Write the material out again, line by line, exactly as it is.

****************

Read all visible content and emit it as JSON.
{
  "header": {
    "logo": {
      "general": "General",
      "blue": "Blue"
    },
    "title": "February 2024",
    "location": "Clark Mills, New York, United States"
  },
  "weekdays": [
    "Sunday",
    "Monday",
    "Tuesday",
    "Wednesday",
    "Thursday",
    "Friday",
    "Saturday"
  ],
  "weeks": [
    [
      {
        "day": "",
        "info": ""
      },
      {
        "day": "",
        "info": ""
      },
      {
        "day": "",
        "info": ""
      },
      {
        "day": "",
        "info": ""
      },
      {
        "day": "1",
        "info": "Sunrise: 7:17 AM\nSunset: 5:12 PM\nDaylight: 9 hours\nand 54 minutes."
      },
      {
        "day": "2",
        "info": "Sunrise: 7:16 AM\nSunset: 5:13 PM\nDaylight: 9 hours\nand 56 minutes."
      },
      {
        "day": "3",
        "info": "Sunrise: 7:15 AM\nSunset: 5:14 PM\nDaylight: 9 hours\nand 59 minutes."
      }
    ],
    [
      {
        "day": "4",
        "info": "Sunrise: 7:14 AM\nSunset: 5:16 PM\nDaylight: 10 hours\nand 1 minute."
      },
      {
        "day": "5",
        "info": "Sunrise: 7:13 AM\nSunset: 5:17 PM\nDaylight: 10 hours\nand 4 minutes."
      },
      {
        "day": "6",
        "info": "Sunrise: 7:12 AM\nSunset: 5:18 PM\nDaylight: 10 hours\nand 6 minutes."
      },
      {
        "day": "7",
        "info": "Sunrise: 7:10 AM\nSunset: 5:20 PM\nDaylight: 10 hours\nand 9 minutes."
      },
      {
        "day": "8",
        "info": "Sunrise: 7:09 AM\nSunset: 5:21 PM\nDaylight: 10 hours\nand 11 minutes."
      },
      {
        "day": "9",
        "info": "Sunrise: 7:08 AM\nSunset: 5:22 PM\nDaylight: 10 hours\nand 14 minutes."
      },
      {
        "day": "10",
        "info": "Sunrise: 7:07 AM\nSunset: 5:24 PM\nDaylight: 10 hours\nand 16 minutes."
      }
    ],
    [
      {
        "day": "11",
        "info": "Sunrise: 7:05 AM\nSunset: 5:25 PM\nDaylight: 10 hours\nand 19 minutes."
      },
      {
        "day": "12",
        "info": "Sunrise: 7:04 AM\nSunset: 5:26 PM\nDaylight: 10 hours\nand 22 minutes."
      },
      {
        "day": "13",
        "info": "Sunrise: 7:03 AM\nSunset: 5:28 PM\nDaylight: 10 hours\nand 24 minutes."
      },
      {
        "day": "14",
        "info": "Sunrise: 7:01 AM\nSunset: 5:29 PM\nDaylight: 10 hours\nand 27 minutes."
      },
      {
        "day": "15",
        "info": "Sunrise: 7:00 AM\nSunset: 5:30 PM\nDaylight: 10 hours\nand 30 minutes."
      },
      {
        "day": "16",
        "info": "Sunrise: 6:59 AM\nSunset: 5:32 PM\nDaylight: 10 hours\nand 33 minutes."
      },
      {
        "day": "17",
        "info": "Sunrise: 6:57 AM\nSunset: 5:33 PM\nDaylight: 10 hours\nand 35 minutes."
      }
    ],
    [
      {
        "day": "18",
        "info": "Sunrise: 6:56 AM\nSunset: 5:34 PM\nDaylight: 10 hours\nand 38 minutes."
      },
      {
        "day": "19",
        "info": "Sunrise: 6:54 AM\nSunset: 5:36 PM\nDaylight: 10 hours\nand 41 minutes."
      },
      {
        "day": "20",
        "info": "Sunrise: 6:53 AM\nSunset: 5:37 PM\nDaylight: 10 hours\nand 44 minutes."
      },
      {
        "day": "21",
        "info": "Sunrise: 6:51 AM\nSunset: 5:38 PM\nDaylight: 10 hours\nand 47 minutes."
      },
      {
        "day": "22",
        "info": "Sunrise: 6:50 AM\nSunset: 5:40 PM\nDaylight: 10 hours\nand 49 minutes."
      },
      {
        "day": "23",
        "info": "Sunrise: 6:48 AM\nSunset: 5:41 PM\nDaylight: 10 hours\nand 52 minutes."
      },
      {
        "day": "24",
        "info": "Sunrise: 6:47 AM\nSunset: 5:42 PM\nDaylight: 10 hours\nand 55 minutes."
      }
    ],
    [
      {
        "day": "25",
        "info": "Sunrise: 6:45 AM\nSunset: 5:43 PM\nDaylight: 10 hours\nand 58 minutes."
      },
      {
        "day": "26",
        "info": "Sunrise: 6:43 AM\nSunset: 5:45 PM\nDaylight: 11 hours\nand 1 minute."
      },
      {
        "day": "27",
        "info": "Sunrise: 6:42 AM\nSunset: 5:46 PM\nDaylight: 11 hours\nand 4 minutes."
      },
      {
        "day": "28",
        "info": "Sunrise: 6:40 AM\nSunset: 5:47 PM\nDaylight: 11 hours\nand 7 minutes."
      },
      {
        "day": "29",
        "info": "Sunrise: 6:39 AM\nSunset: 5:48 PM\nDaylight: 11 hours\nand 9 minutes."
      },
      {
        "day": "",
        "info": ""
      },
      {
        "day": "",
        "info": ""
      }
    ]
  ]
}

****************

RESULT FOR THIS EXERCISE:
Read all visible content and emit it as JSON.
{
  "header": {
    "logo": {
      "general": "General",
      "blue": "Blue"
    },
    "title": "February 2024",
    "location": "Clark Mills, New York, United States"
  },
  "weekdays": [
    "Sunday",
    "Monday",
    "Tuesday",
    "Wednesday",
    "Thursday",
    "Friday",
    "Saturday"
  ],
  "weeks": [
    [
      {
        "day": "",
        "info": ""
      },
      {
        "day": "",
        "info": ""
      },
      {
        "day": "",
        "info": ""
      },
      {
        "day": "",
        "info": ""
      },
      {
        "day": "1",
        "info": "Sunrise: 7:17 AM\nSunset: 5:12 PM\nDaylight: 9 hours\nand 54 minutes."
      },
      {
        "day": "2",
        "info": "Sunrise: 7:16 AM\nSunset: 5:13 PM\nDaylight: 9 hours\nand 56 minutes."
      },
      {
        "day": "3",
        "info": "Sunrise: 7:15 AM\nSunset: 5:14 PM\nDaylight: 9 hours\nand 59 minutes."
      }
    ],
    [
      {
        "day": "4",
        "info": "Sunrise: 7:14 AM\nSunset: 5:16 PM\nDaylight: 10 hours\nand 1 minute."
      },
      {
        "day": "5",
        "info": "Sunrise: 7:13 AM\nSunset: 5:17 PM\nDaylight: 10 hours\nand 4 minutes."
      },
      {
        "day": "6",
        "info": "Sunrise: 7:12 AM\nSunset: 5:18 PM\nDaylight: 10 hours\nand 6 minutes."
      },
      {
        "day": "7",
        "info": "Sunrise: 7:10 AM\nSunset: 5:20 PM\nDaylight: 10 hours\nand 9 minutes."
      },
      {
        "day": "8",
        "info": "Sunrise: 7:09 AM\nSunset: 5:21 PM\nDaylight: 10 hours\nand 11 minutes."
      },
      {
        "day": "9",
        "info": "Sunrise: 7:08 AM\nSunset: 5:22 PM\nDaylight: 10 hours\nand 14 minutes."
      },
      {
        "day": "10",
        "info": "Sunrise: 7:07 AM\nSunset: 5:24 PM\nDaylight: 10 hours\nand 16 minutes."
      }
    ],
    [
      {
        "day": "11",
        "info": "Sunrise: 7:05 AM\nSunset: 5:25 PM\nDaylight: 10 hours\nand 19 minutes."
      },
      {
        "day": "12",
        "info": "Sunrise: 7:04 AM\nSunset: 5:26 PM\nDaylight: 10 hours\nand 22 minutes."
      },
      {
        "day": "13",
        "info": "Sunrise: 7:03 AM\nSunset: 5:28 PM\nDaylight: 10 hours\nand 24 minutes."
      },
      {
        "day": "14",
        "info": "Sunrise: 7:01 AM\nSunset: 5:29 PM\nDaylight: 10 hours\nand 27 minutes."
      },
      {
        "day": "15",
        "info": "Sunrise: 7:00 AM\nSunset: 5:30 PM\nDaylight: 10 hours\nand 30 minutes."
      },
      {
        "day": "16",
        "info": "Sunrise: 6:59 AM\nSunset: 5:32 PM\nDaylight: 10 hours\nand 33 minutes."
      },
      {
        "day": "17",
        "info": "Sunrise: 6:57 AM\nSunset: 5:33 PM\nDaylight: 10 hours\nand 35 minutes."
      }
    ],
    [
      {
        "day": "18",
        "info": "Sunrise: 6:56 AM\nSunset: 5:34 PM\nDaylight: 10 hours\nand 38 minutes."
      },
      {
        "day": "19",
        "info": "Sunrise: 6:54 AM\nSunset: 5:36 PM\nDaylight: 10 hours\nand 41 minutes."
      },
      {
        "day": "20",
        "info": "Sunrise: 6:53 AM\nSunset: 5:37 PM\nDaylight: 10 hours\nand 44 minutes."
      },
      {
        "day": "21",
        "info": "Sunrise: 6:51 AM\nSunset: 5:38 PM\nDaylight: 10 hours\nand 47 minutes."
      },
      {
        "day": "22",
        "info": "Sunrise: 6:50 AM\nSunset: 5:40 PM\nDaylight: 10 hours\nand 49 minutes."
      },
      {
        "day": "23",
        "info": "Sunrise: 6:48 AM\nSunset: 5:41 PM\nDaylight: 10 hours\nand 52 minutes."
      },
      {
        "day": "24",
        "info": "Sunrise: 6:47 AM\nSunset: 5:42 PM\nDaylight: 10 hours\nand 55 minutes."
      }
    ],
    [
      {
        "day": "25",
        "info": "Sunrise: 6:45 AM\nSunset: 5:43 PM\nDaylight: 10 hours\nand 58 minutes."
      },
      {
        "day": "26",
        "info": "Sunrise: 6:43 AM\nSunset: 5:45 PM\nDaylight: 11 hours\nand 1 minute."
      },
      {
        "day": "27",
        "info": "Sunrise: 6:42 AM\nSunset: 5:46 PM\nDaylight: 11 hours\nand 4 minutes."
      },
      {
        "day": "28",
        "info": "Sunrise: 6:40 AM\nSunset: 5:47 PM\nDaylight: 11 hours\nand 7 minutes."
      },
      {
        "day": "29",
        "info": "Sunrise: 6:39 AM\nSunset: 5:48 PM\nDaylight: 11 hours\nand 9 minutes."
      },
      {
        "day": "",
        "info": ""
      },
      {
        "day": "",
        "info": ""
      }
    ]
  ]
}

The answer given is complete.